Years after his conquest of Mexico, Hernan Cortés returned to the royal court of Spain’s King Carlos V in 1528 bearing riches and an exotic chocolate drink made from cacao beans. Yet it was a simple object from the New World that truly mesmerized the Spanish conquistador’s fellow countrymen—a bouncy rubber ball.

The royal court sat spellbound as their darting eyes followed the gravity-defying rubber ball ricocheting between two teams of Aztecs demonstrating their indigenous game of ulama. Without using their hands or feet, the natives volleyed the ball back and forth with just their hips, knees and buttocks. The elastic orb pinballing between the players was nothing like the lifeless leather spheres filled with hair, feathers and air that the Europeans had used to play early versions of tennis, jai alai and football.

Little did the Spaniards transfixed by the ulama players and their kinetic ball realize they were witnessing a demonstration of one of the world’s oldest sports, which had originated more than 3,000 years earlier with the ancient Mesoamerican Olmecs, whose name translates in Nahuatl to “rubber people.” Archeologists working in Mexico and Central America have unearthed rubber balls dating back to 1600 B.C. as well as terra cotta figurines of ulama players from around 1200 B.C. Between Flagstaff, Arizona, in the north and Honduras in the south, archaeologists have discovered more than 1,500 ancient ulama ball courts used by the Olmecs and subsequent Mayan and Aztec civilizations.

Ulama ball courts featured narrow alleys flanked on the sides by sloping stone walls and wider end zones on each extremity. As author John Fox describes in “The Ball: Discovering the Object of the Game,” ulama was played under various rules in different regions and eras, but in general teams of up to seven players scored points when the opponent failed to return the ball as in tennis or if the ball was driven past an opponent’s end zone as in American football. Some ball courts also included vertical stone rings about 10 feet off the ground through which the ball could be struck to score points.

In some ulama games the stakes were truly high—and it had nothing to do with wagering.

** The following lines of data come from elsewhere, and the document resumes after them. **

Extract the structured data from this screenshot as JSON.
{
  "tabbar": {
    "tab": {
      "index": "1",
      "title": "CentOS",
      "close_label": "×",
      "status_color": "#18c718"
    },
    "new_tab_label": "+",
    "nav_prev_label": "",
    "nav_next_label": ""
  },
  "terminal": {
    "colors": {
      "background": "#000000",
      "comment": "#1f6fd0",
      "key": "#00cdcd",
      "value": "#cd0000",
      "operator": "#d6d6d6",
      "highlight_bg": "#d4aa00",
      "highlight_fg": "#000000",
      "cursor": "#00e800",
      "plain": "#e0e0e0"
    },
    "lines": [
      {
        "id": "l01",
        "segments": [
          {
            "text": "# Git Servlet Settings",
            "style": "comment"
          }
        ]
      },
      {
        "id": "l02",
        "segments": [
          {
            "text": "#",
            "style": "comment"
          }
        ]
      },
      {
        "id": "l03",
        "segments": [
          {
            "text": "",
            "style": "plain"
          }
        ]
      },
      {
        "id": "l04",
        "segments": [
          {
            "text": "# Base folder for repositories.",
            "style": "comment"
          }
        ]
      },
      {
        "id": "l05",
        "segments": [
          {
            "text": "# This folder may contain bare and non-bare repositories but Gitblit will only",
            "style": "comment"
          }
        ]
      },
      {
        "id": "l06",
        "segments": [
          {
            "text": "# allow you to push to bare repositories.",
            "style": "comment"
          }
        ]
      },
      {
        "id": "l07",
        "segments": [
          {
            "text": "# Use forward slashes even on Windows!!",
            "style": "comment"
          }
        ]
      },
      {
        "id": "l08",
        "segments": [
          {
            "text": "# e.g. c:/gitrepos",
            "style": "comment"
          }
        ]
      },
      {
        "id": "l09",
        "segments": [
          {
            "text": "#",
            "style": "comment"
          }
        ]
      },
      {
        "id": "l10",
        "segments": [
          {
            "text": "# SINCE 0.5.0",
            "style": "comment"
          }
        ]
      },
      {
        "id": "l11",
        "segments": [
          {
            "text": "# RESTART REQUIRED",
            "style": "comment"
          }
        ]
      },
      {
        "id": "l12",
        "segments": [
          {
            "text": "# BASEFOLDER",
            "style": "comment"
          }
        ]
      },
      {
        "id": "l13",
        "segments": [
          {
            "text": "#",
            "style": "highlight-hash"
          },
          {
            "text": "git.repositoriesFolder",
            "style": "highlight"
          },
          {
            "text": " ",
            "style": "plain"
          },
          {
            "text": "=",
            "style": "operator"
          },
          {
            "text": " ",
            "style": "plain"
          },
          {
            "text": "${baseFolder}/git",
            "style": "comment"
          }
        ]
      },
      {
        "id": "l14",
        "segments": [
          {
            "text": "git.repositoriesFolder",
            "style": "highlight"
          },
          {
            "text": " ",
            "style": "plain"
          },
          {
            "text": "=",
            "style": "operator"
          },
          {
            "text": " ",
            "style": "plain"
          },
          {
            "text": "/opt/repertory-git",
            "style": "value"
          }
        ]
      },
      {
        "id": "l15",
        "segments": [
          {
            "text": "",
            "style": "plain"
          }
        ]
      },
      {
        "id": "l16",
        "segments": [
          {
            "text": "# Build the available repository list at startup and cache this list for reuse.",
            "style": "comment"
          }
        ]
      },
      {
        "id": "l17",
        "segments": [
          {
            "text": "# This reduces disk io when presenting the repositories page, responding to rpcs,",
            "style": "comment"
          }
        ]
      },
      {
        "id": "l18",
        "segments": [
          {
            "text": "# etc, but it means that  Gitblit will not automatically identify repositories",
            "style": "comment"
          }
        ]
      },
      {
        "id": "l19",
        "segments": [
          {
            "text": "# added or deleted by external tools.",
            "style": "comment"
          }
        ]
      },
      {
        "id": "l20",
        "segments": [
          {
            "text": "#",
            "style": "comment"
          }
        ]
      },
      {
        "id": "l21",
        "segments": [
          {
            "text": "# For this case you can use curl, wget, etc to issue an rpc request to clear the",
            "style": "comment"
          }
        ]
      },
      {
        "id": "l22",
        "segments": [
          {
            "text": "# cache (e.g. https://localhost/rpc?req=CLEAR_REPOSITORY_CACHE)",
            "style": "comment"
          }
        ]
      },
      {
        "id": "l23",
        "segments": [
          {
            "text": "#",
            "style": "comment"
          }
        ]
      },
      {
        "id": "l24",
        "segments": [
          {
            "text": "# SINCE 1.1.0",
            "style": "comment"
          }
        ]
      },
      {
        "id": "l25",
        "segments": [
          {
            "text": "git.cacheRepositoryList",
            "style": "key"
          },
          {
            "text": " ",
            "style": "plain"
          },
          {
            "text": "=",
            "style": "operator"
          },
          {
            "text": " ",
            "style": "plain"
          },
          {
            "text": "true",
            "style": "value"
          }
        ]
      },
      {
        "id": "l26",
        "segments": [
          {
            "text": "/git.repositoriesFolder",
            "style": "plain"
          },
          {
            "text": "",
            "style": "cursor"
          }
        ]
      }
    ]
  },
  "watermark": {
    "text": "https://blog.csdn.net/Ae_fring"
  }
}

Playing fields were consecrated to the gods, and occasionally losers could be ritually decapitated as shown by reliefs at ball courts found at Chichen Itza and elsewhere that depict skulls and beheadings.

The Spanish, who increasingly viewed ulama as a heathen pastime, banned the sport in 1585. Today, ulama survives in only a few isolated pockets of rural Mexico, such as in the province of Sinaloa, but its legacy surrounds us. The rubber ball that captivated Europe five centuries ago continues to enthrall us. From tennis to basketball to soccer, rubber is an essential element of the balls used today to play the world’s major sports.